- _Task statement_
Give the number of lines below that hold "from", and only that.

[Start of section]

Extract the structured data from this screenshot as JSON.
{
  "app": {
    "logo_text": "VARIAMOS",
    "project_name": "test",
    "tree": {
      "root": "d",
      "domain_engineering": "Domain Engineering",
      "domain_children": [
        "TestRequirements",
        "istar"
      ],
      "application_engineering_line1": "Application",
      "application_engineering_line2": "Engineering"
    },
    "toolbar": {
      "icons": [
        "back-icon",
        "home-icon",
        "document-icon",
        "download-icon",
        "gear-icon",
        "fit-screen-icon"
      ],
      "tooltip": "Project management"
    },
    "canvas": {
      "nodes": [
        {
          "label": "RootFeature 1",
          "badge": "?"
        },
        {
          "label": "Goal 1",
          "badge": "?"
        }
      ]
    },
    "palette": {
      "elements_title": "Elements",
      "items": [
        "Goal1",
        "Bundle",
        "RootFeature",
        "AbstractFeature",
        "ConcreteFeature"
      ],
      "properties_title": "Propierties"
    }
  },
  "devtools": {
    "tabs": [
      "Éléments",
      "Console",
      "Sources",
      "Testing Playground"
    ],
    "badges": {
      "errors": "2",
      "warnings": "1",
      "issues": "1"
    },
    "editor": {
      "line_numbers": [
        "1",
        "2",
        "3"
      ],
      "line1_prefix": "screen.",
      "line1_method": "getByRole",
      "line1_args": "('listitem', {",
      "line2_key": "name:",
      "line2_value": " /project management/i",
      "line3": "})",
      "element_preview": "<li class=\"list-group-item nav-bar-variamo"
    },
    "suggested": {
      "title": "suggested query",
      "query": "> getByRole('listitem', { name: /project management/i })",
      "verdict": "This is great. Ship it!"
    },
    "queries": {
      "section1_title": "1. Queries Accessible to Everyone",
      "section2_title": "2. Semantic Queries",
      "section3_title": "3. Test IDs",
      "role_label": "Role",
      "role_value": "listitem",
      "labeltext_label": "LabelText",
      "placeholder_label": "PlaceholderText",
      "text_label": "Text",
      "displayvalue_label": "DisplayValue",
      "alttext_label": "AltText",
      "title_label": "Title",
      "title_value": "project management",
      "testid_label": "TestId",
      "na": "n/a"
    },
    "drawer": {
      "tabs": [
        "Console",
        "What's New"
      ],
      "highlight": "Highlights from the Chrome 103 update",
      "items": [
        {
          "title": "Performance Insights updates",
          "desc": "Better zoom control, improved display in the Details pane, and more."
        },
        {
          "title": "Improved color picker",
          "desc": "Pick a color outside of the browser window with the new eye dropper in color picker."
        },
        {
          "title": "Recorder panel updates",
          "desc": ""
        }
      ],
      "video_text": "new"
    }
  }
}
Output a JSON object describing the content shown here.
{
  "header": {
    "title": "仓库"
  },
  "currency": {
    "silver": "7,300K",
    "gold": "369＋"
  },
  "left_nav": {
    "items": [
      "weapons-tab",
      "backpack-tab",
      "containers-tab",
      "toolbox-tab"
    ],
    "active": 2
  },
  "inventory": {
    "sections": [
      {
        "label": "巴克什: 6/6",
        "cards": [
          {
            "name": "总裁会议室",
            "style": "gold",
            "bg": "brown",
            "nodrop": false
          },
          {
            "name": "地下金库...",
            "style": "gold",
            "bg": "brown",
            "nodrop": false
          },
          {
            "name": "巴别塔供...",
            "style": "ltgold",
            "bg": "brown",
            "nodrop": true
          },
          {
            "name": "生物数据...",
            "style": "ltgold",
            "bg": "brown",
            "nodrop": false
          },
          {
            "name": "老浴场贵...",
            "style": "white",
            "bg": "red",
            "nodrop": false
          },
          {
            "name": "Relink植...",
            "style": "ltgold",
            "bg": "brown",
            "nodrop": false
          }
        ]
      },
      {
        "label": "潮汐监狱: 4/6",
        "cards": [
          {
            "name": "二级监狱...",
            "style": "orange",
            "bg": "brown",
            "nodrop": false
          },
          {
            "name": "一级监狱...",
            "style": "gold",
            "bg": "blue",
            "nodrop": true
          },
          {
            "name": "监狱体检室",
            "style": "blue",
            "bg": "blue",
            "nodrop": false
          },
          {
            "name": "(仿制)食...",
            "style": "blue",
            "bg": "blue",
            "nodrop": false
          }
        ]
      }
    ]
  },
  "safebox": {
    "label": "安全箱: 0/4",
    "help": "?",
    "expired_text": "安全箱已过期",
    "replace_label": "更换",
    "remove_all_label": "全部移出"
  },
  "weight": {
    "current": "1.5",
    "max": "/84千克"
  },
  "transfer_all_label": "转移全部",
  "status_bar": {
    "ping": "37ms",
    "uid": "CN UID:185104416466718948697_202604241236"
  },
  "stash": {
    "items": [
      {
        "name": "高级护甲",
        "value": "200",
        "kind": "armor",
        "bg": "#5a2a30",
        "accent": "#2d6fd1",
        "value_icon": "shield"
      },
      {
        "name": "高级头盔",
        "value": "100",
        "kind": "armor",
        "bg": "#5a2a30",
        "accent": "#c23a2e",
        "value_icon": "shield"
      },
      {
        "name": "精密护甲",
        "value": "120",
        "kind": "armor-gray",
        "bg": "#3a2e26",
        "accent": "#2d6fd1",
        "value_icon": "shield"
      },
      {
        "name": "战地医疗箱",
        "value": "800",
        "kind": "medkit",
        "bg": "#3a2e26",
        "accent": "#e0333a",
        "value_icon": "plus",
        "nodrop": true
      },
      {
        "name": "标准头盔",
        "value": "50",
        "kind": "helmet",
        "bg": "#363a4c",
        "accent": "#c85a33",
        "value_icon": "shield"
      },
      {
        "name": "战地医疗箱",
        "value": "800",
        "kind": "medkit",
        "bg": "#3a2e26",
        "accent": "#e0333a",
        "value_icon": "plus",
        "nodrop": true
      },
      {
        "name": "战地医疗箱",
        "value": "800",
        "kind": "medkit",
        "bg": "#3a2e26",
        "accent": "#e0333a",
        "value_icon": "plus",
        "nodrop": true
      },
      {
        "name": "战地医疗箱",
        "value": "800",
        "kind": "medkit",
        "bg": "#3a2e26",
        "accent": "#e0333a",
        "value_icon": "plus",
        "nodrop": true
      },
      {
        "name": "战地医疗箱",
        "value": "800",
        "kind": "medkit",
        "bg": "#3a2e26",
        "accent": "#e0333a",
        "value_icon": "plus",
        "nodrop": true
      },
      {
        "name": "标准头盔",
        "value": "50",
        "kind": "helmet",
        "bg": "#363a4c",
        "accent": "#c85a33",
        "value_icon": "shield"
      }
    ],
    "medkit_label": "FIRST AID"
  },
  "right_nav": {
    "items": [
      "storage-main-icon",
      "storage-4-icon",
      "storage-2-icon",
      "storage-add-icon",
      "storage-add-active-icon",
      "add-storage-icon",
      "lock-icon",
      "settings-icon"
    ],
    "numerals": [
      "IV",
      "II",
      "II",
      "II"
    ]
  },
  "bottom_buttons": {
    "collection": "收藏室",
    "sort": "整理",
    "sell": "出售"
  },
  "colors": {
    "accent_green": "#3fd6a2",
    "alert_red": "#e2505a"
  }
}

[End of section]

- _Answer area_
2